Work through the records below and copy every line that includes "tree".

*** THE DATA ***

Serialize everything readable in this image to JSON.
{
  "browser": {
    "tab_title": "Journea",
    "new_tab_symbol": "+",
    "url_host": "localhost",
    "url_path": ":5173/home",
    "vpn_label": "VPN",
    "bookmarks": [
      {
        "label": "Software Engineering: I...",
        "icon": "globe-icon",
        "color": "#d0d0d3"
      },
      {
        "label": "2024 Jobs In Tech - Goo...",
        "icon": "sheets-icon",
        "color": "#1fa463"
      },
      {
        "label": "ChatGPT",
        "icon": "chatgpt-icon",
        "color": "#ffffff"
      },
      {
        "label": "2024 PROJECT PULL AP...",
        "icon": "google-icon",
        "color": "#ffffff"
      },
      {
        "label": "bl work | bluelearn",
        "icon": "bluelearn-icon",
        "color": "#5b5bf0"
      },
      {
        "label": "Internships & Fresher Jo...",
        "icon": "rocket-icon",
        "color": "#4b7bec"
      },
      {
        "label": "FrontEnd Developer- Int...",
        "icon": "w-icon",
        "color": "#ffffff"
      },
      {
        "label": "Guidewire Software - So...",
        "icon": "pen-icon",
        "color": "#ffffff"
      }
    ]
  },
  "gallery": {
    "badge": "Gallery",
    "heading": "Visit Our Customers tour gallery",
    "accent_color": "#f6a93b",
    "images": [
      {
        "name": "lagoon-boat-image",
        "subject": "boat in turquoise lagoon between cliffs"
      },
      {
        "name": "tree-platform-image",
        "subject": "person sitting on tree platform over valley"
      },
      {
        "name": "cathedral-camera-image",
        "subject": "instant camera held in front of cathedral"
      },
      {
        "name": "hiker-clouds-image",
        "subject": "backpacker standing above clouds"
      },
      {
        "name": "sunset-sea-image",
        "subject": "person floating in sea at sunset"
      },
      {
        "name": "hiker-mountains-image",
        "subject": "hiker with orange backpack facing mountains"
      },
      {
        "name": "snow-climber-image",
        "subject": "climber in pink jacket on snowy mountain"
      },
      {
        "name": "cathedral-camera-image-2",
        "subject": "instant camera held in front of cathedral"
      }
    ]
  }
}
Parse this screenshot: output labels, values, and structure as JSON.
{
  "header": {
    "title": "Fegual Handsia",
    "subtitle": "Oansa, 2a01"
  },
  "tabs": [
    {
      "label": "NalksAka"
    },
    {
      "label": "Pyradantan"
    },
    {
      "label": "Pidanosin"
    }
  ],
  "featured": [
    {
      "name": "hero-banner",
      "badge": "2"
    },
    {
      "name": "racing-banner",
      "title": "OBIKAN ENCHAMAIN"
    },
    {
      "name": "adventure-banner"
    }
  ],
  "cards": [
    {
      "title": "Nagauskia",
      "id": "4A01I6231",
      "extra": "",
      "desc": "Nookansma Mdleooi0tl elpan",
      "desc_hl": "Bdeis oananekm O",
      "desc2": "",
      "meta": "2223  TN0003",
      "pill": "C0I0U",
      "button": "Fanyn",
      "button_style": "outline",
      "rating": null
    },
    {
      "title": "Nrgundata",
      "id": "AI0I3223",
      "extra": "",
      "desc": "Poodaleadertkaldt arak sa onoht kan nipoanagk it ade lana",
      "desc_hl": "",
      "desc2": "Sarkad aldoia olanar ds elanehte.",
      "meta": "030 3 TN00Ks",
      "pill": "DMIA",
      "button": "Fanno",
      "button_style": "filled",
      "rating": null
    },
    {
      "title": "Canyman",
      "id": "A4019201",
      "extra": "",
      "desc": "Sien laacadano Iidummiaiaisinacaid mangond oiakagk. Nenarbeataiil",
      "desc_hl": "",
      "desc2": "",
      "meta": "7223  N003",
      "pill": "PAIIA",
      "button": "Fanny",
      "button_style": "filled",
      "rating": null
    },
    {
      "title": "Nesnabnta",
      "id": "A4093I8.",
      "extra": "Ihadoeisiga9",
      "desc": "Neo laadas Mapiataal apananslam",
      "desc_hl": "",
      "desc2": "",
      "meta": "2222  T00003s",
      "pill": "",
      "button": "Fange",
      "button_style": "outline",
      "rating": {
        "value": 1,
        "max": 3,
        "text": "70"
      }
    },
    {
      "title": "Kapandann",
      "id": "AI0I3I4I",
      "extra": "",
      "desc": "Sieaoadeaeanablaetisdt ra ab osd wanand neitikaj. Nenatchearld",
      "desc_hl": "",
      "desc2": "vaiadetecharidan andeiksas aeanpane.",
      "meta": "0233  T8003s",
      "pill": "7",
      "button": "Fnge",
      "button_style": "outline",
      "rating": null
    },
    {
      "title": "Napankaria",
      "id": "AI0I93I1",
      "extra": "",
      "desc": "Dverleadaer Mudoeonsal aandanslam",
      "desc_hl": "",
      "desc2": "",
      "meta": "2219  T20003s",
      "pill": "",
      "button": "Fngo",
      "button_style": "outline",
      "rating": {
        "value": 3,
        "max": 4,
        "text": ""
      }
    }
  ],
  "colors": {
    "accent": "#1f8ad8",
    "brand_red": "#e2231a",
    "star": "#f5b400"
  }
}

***

WORKED SOLUTION:
        "name": "tree-platform-image",
        "subject": "person sitting on tree platform over valley"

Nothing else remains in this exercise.